I bought a pair of Specialized Torch 3 a couple of years ago. One reason was the insoles offered with it. I have a medium high arch so I got the middle insole. It has been pretty good with such a stiff shoe on rides up to about 60 miles. My first century left me in major pain at the bottom of the metatarsals as you described. This year I took the shoes into a local cobbler and he was able to stretch the width. It was cheap at $5 per shoe. Unfortunately, with the high tech materials, the shoes went back to their original width after a few weeks. I will probably do this again over the winter when I can leave the shoes with him for a week. One other thing I discovered was to just wiggle your toes more while riding. Unclip on descents and wiggle your toes and feet. If it gets really bad I’ve stopped and just taken the shoes off. A few minutes rest in bare feet and you should be good to go for another hour or two.
I use superfeet in all my shoes including cycling shoes and even my moulded ski boots. They are good quality and can be trimmed to fit. They have made a huge difference after I started using them for my flat feet about 5 years ago. The calf tension has reduced and the ache in my feet and hips has gone. Don’t go full out with a change in foot position. Build up gently.

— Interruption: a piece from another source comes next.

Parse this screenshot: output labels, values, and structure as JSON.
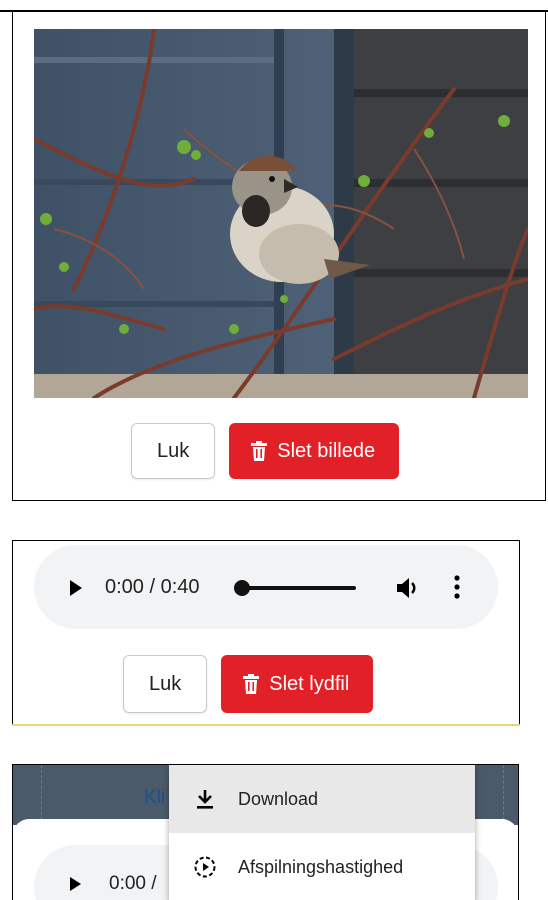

I have a variety of colours. Black in work shoes, blue in ski boots, orange in one pair of cycling shoes, green the other!

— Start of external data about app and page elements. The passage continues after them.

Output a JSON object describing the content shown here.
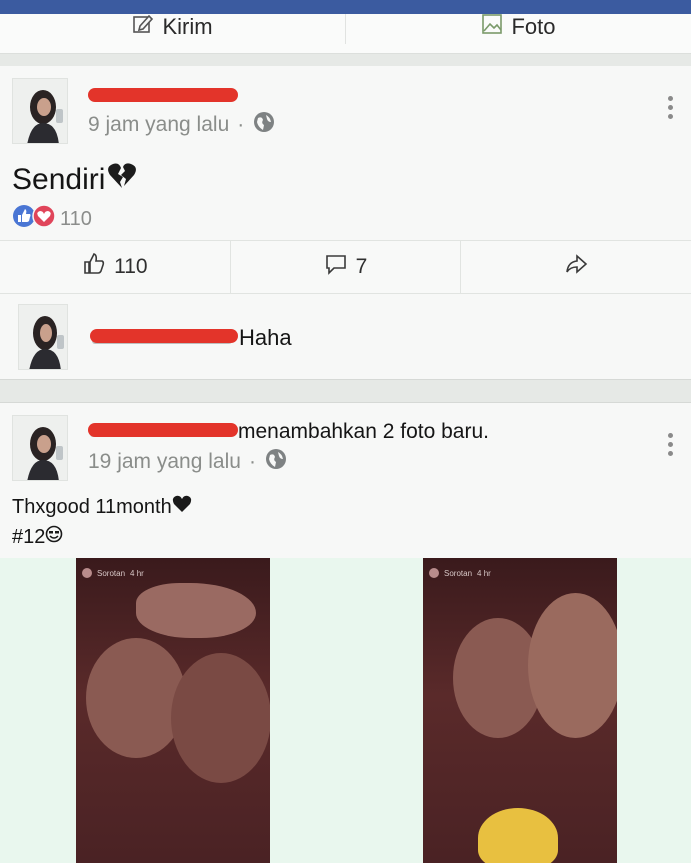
{
  "composer": {
    "send_label": "Kirim",
    "photo_label": "Foto"
  },
  "post1": {
    "time": "9 jam yang lalu",
    "text": "Sendiri",
    "reaction_count": "110",
    "like_count": "110",
    "comment_count": "7"
  },
  "comment": {
    "text": "Haha"
  },
  "post2": {
    "action": "menambahkan 2 foto baru.",
    "time": "19 jam yang lalu",
    "text_line1": "Thxgood 11month",
    "text_line2": "#12",
    "photos": [
      {
        "source": "Sorotan",
        "age": "4 hr"
      },
      {
        "source": "Sorotan",
        "age": "4 hr"
      }
    ]
  },
  "colors": {
    "header_blue": "#3b5ba0",
    "redaction": "#e3342a",
    "like_blue": "#4a76d4",
    "love_red": "#e0455a"
  },
  "icons": [
    "pencil-icon",
    "photo-icon",
    "globe-icon",
    "more-icon",
    "like-icon",
    "comment-icon",
    "share-icon",
    "broken-heart-icon",
    "heart-icon",
    "smile-icon"
  ]
}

First used BG Specialized insoles in a pair of Shimano shoes which improved things. Later went to Specialized Torch 3 with the BG insole, better again which I concluded was down to the fit of the shoe as much as the insole.
I then realized that my feet never hurt during races. I think a lot is down to being much more active on the bike, changing position standing and sitting etc.
Currently "coaching " a friend with hand problems to stand/move much more often on the bike. Things of really improved for him.
Can’t comment on insoles but I fixed all my biking feet pain by simply moving my cleats back towards midsole. Not the whole get-new-holes-drilled-in-my-shoes-full-midsole move, just back from the so-out-of-date-rule-of-thumb placement that still seems popular. Easy cheap fix if it works for you.
+1 for out of date cleat set ups. I had a bike fit this week and the fitter confirmed that things have moved on. He spent over an hour getting my cleats and a shim for shorter leg set up. Consequently my cadence is steady, even and super smooth. And feet are nice and snug too just like sitting at home in your slippers.
I’ve had Morton’s Neuroma in both feet and have mild arthritis too…Tried an endless selection of insoles over the years and have settled on Birkenstocks sport insoles. They come in two parts. A cork bottom layer with a thin blue top layer. They look as if they wouldn’t make any difference BUT they do!!! Use them in every shoe
I was getting foot pain and numbness. I did some checking to see how I felt I needed to be pushing on the pedals vs how I was actually pressing on them and found my foot did not want to be completely flat. So I bought and added a couple very small shims to slightly adjust the angle of the bottom of my foot from left to right. And that was all I needed. Haven’t had a problem since. And front to back adjustment definitely helps, as well.
Like @Shawn_Bolan I also use Icebug (in one set of shoes in my case). I like them. I also have a high arch. They have a pronounced metatarsal support bump as well. No idea if that’s good bad or otherwise but it seems to be invisible within seconds of putting the shoes on … feet are clever.
Also like @emacdoug … but a bit more of a bodge version and ‘internal’ rather than external shimming. … I have some material placed under the front and back of the arch in insoles to create a slightly higher arch and marginal ‘tilt’ outwards. It’s probably v v v marginal. But I have less knee problems now.